[Opening Material for this exercise section]
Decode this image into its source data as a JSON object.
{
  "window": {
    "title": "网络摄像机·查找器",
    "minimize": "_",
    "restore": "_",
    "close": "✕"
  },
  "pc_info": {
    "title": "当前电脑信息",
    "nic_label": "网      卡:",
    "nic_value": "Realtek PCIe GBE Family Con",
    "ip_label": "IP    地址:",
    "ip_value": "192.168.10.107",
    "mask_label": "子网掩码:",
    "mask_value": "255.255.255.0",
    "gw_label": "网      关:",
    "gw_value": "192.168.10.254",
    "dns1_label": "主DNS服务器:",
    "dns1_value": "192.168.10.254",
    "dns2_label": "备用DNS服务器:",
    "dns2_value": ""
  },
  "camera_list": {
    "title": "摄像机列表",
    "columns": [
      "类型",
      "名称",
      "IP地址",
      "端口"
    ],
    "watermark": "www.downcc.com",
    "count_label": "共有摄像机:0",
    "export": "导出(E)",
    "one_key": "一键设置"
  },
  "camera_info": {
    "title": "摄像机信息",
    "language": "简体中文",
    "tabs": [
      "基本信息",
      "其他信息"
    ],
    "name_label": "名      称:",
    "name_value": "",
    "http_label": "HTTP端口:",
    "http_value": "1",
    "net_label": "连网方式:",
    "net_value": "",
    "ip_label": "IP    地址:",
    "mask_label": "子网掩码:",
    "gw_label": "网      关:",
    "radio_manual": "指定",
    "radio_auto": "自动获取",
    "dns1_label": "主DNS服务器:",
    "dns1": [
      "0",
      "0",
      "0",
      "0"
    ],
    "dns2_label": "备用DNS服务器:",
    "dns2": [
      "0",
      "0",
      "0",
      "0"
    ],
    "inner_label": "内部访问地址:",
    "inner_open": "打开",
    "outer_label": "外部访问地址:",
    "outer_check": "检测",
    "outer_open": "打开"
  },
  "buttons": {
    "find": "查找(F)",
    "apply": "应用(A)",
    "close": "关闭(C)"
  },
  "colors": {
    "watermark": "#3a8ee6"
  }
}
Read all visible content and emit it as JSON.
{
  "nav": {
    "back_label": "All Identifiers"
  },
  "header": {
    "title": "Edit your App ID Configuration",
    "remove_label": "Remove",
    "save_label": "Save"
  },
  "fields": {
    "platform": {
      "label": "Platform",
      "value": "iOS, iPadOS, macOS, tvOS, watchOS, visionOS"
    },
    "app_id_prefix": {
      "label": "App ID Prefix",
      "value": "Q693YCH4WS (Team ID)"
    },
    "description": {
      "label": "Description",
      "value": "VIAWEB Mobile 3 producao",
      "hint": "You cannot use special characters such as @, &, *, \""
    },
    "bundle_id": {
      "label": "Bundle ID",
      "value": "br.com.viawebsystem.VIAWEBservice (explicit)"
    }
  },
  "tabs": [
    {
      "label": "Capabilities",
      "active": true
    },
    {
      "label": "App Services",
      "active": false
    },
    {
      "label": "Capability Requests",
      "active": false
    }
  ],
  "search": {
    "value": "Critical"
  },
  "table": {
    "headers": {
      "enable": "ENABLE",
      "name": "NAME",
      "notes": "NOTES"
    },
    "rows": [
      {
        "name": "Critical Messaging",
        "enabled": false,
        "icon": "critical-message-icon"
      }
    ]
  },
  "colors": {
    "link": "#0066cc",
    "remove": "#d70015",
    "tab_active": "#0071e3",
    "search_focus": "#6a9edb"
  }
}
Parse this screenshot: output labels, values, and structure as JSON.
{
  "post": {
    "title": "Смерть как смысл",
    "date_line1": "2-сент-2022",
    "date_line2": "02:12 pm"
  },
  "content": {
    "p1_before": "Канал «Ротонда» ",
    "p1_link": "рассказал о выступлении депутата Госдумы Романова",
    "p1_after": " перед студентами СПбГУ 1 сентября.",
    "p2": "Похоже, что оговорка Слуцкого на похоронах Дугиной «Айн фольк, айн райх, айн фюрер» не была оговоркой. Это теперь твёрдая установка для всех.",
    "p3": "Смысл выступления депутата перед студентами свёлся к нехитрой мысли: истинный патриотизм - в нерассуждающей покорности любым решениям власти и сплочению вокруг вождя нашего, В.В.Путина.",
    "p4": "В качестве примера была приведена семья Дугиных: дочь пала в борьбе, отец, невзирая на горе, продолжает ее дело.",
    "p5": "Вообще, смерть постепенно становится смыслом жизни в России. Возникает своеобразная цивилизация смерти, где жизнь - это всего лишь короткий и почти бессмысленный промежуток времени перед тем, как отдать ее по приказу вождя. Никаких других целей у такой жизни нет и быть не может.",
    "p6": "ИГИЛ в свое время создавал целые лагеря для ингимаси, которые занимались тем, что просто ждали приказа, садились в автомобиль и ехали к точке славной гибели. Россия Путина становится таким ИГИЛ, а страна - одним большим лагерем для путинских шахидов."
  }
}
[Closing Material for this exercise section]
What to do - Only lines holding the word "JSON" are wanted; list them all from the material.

Written solution -
Decode this image into its source data as a JSON object.
Read all visible content and emit it as JSON.
Parse this screenshot: output labels, values, and structure as JSON.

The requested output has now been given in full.